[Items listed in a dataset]
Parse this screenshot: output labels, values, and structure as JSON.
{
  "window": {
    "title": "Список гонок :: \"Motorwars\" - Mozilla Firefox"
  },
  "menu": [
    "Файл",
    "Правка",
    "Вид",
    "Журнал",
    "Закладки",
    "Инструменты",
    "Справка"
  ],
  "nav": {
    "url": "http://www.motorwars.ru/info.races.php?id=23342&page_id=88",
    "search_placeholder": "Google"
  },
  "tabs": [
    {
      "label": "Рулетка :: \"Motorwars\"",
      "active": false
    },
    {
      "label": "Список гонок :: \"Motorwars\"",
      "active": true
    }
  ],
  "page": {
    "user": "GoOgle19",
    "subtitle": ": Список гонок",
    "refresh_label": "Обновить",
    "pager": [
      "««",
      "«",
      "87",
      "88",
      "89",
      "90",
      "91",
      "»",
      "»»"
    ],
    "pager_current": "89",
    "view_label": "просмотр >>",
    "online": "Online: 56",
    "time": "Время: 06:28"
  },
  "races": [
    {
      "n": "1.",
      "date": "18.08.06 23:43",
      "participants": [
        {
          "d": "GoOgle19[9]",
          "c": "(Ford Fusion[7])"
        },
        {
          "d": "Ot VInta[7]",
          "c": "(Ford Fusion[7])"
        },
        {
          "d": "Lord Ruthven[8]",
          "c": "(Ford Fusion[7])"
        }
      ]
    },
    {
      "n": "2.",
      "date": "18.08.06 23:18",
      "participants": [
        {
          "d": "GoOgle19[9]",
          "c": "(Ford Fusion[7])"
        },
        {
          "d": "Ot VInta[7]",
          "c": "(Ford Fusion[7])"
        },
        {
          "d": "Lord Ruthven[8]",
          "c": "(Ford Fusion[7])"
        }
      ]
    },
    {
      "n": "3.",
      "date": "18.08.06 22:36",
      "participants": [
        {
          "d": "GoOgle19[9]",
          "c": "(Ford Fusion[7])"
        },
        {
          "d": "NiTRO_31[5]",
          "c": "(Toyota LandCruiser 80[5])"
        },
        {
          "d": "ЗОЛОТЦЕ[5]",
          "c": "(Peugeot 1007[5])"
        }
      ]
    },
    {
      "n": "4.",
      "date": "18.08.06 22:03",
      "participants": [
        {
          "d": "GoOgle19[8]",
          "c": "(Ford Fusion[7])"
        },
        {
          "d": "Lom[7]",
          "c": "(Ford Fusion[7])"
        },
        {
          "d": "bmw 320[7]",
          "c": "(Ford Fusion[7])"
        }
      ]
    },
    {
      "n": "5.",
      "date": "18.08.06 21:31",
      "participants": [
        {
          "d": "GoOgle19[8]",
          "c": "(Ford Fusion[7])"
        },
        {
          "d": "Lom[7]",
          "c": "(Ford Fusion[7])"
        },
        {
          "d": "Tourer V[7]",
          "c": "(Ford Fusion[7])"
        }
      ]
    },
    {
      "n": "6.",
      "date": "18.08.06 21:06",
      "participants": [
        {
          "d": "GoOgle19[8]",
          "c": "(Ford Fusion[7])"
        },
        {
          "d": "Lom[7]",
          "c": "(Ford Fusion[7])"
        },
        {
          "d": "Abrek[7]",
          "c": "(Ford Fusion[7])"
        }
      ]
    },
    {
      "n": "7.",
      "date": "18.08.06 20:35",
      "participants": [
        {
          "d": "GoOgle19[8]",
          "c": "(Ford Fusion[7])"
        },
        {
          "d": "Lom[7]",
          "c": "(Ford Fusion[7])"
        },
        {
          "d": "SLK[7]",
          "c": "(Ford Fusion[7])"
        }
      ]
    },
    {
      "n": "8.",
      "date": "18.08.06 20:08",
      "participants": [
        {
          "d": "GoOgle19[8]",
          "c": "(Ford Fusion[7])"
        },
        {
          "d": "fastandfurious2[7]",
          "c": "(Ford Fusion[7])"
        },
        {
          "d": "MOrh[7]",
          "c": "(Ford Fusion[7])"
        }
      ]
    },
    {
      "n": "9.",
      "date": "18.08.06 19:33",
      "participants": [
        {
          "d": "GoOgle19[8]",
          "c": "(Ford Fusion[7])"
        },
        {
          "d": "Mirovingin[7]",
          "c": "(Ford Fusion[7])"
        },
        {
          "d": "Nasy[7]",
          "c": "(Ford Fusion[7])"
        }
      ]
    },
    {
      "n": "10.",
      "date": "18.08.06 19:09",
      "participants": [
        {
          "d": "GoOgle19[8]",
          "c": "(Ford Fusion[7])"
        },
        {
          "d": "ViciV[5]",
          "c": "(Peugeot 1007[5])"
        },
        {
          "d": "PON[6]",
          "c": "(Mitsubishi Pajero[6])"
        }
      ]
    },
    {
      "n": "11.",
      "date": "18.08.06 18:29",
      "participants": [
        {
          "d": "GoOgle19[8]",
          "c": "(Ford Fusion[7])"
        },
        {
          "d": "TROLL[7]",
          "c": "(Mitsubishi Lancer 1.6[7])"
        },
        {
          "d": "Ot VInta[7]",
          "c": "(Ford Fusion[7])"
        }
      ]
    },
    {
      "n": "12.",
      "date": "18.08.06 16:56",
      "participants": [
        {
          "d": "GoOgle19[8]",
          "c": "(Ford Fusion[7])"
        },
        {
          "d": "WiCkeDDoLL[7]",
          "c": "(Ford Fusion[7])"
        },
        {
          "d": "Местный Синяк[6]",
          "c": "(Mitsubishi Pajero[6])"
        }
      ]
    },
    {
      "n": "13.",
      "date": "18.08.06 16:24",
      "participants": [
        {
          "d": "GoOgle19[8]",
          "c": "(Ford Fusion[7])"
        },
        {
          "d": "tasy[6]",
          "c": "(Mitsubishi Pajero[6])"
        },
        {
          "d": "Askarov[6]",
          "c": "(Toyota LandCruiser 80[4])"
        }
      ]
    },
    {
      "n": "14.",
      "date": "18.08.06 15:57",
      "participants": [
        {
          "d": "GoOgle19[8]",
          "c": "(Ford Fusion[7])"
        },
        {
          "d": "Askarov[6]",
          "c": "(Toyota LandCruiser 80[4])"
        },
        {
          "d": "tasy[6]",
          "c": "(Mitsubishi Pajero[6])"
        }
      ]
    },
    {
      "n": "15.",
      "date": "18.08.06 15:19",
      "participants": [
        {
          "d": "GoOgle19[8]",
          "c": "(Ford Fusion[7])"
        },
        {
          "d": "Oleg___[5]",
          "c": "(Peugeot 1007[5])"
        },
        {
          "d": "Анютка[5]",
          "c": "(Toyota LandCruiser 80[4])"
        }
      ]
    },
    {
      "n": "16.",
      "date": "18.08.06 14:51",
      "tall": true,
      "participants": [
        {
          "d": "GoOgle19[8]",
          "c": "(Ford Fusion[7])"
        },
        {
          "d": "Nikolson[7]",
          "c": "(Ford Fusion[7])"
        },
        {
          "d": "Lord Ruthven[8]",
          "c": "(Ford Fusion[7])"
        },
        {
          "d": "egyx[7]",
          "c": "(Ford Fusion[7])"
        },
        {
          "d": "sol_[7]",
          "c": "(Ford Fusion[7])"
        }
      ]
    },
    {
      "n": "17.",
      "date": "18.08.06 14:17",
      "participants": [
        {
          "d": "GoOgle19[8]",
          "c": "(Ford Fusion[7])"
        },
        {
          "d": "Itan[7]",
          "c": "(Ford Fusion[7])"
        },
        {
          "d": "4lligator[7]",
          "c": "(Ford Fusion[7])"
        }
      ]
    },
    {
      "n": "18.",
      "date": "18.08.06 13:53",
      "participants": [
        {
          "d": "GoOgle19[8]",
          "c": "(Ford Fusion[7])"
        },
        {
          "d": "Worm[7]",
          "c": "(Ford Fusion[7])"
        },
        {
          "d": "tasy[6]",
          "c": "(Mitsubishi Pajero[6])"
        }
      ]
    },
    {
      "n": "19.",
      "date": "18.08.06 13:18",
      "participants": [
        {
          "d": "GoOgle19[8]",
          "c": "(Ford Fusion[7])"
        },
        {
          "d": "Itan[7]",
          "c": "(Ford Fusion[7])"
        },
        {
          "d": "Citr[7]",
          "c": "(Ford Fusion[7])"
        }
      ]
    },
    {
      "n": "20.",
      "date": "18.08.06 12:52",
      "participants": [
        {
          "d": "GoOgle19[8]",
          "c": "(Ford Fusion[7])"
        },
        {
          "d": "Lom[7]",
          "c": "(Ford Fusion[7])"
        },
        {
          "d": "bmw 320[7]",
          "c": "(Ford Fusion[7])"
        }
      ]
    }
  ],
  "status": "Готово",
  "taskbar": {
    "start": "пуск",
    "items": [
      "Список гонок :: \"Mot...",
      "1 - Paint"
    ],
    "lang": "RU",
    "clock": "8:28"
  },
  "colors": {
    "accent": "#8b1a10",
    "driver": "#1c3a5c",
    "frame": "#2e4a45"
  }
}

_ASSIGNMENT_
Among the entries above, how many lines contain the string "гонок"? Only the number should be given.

_RESPONSE AREA_
4